- What you need to do -
Pick up at the line with "What data populates". Write it out exactly, along with each later line through the end of the data, and nothing more.
** Opening Records for this task block **
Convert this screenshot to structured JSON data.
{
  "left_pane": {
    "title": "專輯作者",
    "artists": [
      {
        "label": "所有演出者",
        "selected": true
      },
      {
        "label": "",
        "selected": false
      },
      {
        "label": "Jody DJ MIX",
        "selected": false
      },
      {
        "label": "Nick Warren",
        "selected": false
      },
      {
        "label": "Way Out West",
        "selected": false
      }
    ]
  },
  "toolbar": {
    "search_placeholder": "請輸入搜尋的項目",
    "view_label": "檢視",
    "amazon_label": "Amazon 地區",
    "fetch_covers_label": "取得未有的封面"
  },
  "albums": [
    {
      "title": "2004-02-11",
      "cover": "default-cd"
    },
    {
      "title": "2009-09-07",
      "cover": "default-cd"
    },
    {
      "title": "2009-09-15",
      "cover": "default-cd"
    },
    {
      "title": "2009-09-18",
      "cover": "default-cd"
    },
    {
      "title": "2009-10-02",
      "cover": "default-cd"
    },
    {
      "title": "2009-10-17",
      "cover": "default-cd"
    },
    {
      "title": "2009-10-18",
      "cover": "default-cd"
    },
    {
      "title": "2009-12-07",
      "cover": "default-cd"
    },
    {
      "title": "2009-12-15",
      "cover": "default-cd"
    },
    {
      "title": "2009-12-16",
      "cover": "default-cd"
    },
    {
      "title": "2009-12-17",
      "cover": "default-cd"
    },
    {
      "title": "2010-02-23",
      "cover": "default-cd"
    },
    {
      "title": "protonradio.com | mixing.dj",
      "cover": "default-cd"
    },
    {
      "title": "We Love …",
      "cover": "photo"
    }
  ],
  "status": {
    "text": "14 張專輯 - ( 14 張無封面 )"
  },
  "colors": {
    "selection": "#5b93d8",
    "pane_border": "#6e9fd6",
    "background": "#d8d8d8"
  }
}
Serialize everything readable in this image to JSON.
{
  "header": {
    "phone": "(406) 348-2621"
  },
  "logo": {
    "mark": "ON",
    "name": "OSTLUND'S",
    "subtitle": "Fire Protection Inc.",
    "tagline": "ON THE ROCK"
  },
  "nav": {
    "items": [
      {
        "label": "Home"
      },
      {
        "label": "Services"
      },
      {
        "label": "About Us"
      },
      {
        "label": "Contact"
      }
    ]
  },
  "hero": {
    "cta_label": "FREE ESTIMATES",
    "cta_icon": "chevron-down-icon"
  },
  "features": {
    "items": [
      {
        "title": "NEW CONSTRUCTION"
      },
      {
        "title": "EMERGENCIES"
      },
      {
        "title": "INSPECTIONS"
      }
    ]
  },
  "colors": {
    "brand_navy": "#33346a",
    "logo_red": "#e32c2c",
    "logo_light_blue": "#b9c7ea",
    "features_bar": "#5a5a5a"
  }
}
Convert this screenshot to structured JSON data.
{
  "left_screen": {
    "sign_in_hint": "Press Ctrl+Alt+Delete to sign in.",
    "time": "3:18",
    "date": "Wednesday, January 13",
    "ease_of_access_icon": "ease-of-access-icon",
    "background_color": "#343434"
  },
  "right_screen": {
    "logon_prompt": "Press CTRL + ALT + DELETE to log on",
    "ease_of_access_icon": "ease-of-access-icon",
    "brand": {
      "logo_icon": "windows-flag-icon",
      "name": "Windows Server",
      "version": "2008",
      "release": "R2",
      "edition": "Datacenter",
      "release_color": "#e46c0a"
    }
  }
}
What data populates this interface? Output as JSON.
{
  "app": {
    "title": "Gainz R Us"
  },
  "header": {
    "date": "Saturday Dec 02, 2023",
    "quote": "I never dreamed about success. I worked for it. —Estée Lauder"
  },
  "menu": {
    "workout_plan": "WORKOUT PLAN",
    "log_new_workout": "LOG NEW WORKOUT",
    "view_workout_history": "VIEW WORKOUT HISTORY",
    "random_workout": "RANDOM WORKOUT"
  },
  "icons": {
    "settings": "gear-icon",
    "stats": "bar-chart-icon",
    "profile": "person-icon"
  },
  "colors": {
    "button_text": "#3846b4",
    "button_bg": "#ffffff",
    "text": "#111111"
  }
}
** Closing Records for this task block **
- Response to the exercise -
What data populates this interface? Output as JSON.
{
  "app": {
    "title": "Gainz R Us"
  },
  "header": {
    "date": "Saturday Dec 02, 2023",
    "quote": "I never dreamed about success. I worked for it. —Estée Lauder"
  },
  "menu": {
    "workout_plan": "WORKOUT PLAN",
    "log_new_workout": "LOG NEW WORKOUT",
    "view_workout_history": "VIEW WORKOUT HISTORY",
    "random_workout": "RANDOM WORKOUT"
  },
  "icons": {
    "settings": "gear-icon",
    "stats": "bar-chart-icon",
    "profile": "person-icon"
  },
  "colors": {
    "button_text": "#3846b4",
    "button_bg": "#ffffff",
    "text": "#111111"
  }
}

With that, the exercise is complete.